→ **Data shown**
BEGIN

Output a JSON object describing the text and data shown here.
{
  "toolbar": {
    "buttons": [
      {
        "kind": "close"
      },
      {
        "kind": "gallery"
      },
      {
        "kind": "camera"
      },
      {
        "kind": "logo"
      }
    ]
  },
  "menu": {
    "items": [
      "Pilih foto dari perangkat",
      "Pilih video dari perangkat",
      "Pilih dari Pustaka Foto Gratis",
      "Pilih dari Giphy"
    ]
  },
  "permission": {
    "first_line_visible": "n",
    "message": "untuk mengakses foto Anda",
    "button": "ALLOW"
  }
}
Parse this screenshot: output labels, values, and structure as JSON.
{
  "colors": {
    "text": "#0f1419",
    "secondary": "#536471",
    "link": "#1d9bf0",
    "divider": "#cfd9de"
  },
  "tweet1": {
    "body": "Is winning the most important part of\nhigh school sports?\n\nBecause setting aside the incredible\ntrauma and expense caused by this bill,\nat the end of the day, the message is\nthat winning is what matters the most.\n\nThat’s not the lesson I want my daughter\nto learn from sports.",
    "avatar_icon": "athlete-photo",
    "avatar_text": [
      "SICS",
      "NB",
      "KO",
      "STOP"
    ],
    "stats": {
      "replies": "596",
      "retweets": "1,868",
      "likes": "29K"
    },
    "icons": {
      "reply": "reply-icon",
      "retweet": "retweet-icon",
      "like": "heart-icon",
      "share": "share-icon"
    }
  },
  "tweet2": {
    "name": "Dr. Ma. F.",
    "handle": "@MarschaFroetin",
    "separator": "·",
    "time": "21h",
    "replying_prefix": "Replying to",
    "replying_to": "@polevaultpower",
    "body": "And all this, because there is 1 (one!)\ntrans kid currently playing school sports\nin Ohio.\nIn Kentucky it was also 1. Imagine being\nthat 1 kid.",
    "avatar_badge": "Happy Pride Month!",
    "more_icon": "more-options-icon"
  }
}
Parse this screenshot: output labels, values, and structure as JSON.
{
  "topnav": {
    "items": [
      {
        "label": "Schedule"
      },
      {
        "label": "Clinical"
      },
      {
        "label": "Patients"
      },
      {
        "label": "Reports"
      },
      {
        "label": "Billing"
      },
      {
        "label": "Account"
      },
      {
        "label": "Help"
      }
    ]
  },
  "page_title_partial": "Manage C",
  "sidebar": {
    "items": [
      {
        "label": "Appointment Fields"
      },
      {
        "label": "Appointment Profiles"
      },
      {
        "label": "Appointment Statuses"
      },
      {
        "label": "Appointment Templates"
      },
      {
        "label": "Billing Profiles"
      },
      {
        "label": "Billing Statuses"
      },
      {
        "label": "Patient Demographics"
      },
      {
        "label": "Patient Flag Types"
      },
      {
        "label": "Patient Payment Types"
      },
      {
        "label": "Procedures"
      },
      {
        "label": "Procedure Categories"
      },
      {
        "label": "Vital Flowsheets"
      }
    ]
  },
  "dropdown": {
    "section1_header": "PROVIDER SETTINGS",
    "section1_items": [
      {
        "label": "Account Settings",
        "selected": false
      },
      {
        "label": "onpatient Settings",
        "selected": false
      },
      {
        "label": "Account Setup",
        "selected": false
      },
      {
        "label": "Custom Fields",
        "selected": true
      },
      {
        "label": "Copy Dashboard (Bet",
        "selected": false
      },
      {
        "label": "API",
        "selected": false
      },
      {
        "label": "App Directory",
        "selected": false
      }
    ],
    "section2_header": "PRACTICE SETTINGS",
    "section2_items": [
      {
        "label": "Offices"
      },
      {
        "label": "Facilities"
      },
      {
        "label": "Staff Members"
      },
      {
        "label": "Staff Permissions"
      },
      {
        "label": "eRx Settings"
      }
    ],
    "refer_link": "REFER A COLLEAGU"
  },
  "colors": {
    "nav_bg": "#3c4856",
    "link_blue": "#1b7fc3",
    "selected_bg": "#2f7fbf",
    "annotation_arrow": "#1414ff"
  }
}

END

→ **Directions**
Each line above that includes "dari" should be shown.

→ **Output for this task**
      "Pilih foto dari perangkat",
      "Pilih video dari perangkat",
      "Pilih dari Pustaka Foto Gratis",
      "Pilih dari Giphy"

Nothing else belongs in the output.